of Antarctic water when we checked them two days later.
On a rare day of snow with only a little wind, we went out to the
helicopter pad to try catching snowflakes yet again. We even recruited a
couple more people to our cause. Because the helicopter pad is normally
closed, we had to radio the Bridge for permission to catch snowflakes—to…
do what?—catch snowflakes—….O…K… permission granted... Anyone tuning in
on the ships CCTV of the helo-pad probably thought we looked like crazy
people. We staggered around the platform in the swell, chasing the small
flurries of snow, hoods up on our puffy, insulated jackets against the
cold, and arms outstretched to the sky as we tried to catch snowflakes on
our near invisible microscope slides.

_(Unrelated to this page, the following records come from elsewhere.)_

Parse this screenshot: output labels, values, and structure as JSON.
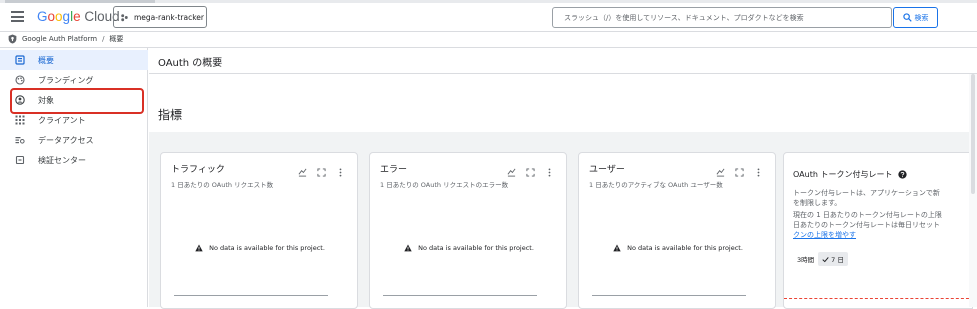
{
  "header": {
    "logo_text": "Google Cloud",
    "project": "mega-rank-tracker",
    "search_placeholder": "スラッシュ（/）を使用してリソース、ドキュメント、プロダクトなどを検索",
    "search_button": "検索"
  },
  "breadcrumb": {
    "root": "Google Auth Platform",
    "separator": "/",
    "current": "概要"
  },
  "sidebar": {
    "items": [
      {
        "label": "概要",
        "icon": "overview-icon",
        "active": true
      },
      {
        "label": "ブランディング",
        "icon": "palette-icon",
        "active": false
      },
      {
        "label": "対象",
        "icon": "audience-icon",
        "active": false
      },
      {
        "label": "クライアント",
        "icon": "grid-icon",
        "active": false
      },
      {
        "label": "データアクセス",
        "icon": "data-access-icon",
        "active": false
      },
      {
        "label": "検証センター",
        "icon": "verification-icon",
        "active": false
      }
    ],
    "highlighted_item": "対象"
  },
  "main": {
    "page_title": "OAuth の概要",
    "section_title": "指標",
    "cards": [
      {
        "title": "トラフィック",
        "subtitle": "1 日あたりの OAuth リクエスト数",
        "empty": "No data is available for this project."
      },
      {
        "title": "エラー",
        "subtitle": "1 日あたりの OAuth リクエストのエラー数",
        "empty": "No data is available for this project."
      },
      {
        "title": "ユーザー",
        "subtitle": "1 日あたりのアクティブな OAuth ユーザー数",
        "empty": "No data is available for this project."
      }
    ],
    "rate_card": {
      "title": "OAuth トークン付与レート",
      "desc_line1": "トークン付与レートは、アプリケーションで新",
      "desc_line2": "を制限します。",
      "limit_line1": "現在の 1 日あたりのトークン付与レートの上限",
      "limit_line2": "日あたりのトークン付与レートは毎日リセット",
      "link_text": "クンの上限を増やす",
      "range_options": [
        "3時間",
        "7 日"
      ],
      "range_selected": "7 日"
    }
  },
  "colors": {
    "accent": "#1a73e8",
    "active_nav_bg": "#e8f0fe",
    "highlight_border": "#d93025"
  }
}
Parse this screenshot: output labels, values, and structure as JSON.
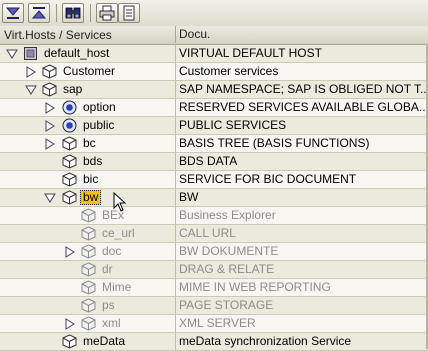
{
  "header": {
    "col1": "Virt.Hosts / Services",
    "col2": "Docu."
  },
  "rows": [
    {
      "name": "default_host",
      "docu": "VIRTUAL DEFAULT HOST"
    },
    {
      "name": "Customer",
      "docu": "Customer services"
    },
    {
      "name": "sap",
      "docu": "SAP NAMESPACE; SAP IS OBLIGED NOT T..."
    },
    {
      "name": "option",
      "docu": "RESERVED SERVICES AVAILABLE GLOBA..."
    },
    {
      "name": "public",
      "docu": "PUBLIC SERVICES"
    },
    {
      "name": "bc",
      "docu": "BASIS TREE (BASIS FUNCTIONS)"
    },
    {
      "name": "bds",
      "docu": "BDS DATA"
    },
    {
      "name": "bic",
      "docu": "SERVICE FOR BIC DOCUMENT"
    },
    {
      "name": "bw",
      "docu": "BW"
    },
    {
      "name": "BEx",
      "docu": "Business Explorer"
    },
    {
      "name": "ce_url",
      "docu": "CALL URL"
    },
    {
      "name": "doc",
      "docu": "BW DOKUMENTE"
    },
    {
      "name": "dr",
      "docu": "DRAG & RELATE"
    },
    {
      "name": "Mime",
      "docu": "MIME IN WEB REPORTING"
    },
    {
      "name": "ps",
      "docu": "PAGE STORAGE"
    },
    {
      "name": "xml",
      "docu": "XML SERVER"
    },
    {
      "name": "meData",
      "docu": "meData synchronization Service"
    }
  ]
}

When we got one we’d huddle
together to block the breeze so our precious and hard collected ice
crystals wouldn’t blow off the glass before we could carefully secure it
with crazy glue and the cover slip. Sometimes, when I got too impatient
waiting for the snowflakes to land on the microscope slides, I’d
frantically wave my arms up and down to catch them on the lining of my
jacket and then pick them off with a nail file for the slides.
This last iteration of our snowflake collection attempts worked. Though
my “final” product is actually a pretty shoddy piece of showmanship. My
cover slip, well off-center, juts from the edge of the slide threatening
anyone not paying attention with a glass “paper cut.” There’s also some
nice red fibers from the fraying sleeves of my ECW jacket stuck in the
glue with the snowflakes. But I preserved an Antarctic snowflake.
Having captured a snowflake, I figured I should probably teach people
something about them for my blog entry. However, I realized that I’m
really the only one that needs to learn more about snowflakes, having
only ever been in the snow seven times in my life. So I looked up
“snowflake” on the internet. Most of the information I already knew,
hexagonally symmetric snow crystals form through super cooling that
fall from the sky, etc. But I did learn that in 1988 a researcher found
two identical snowflakes. The people behind the study then decided to go
to the extreme effort to show that the two identical snowflakes were
still—most likely—distinct at the atomic level. That seems like a lot of
work for a snowflake.
Antarctic snowflakes, preserved in crazy glue, on a microscope slide. Top row: snowflakes viewed under the microscope. Bottom row: microscope slide with snowflakes.
Dominique Richardson holding a microscope slide with preserved antarctic snow pieces. Photo by Amy Westman.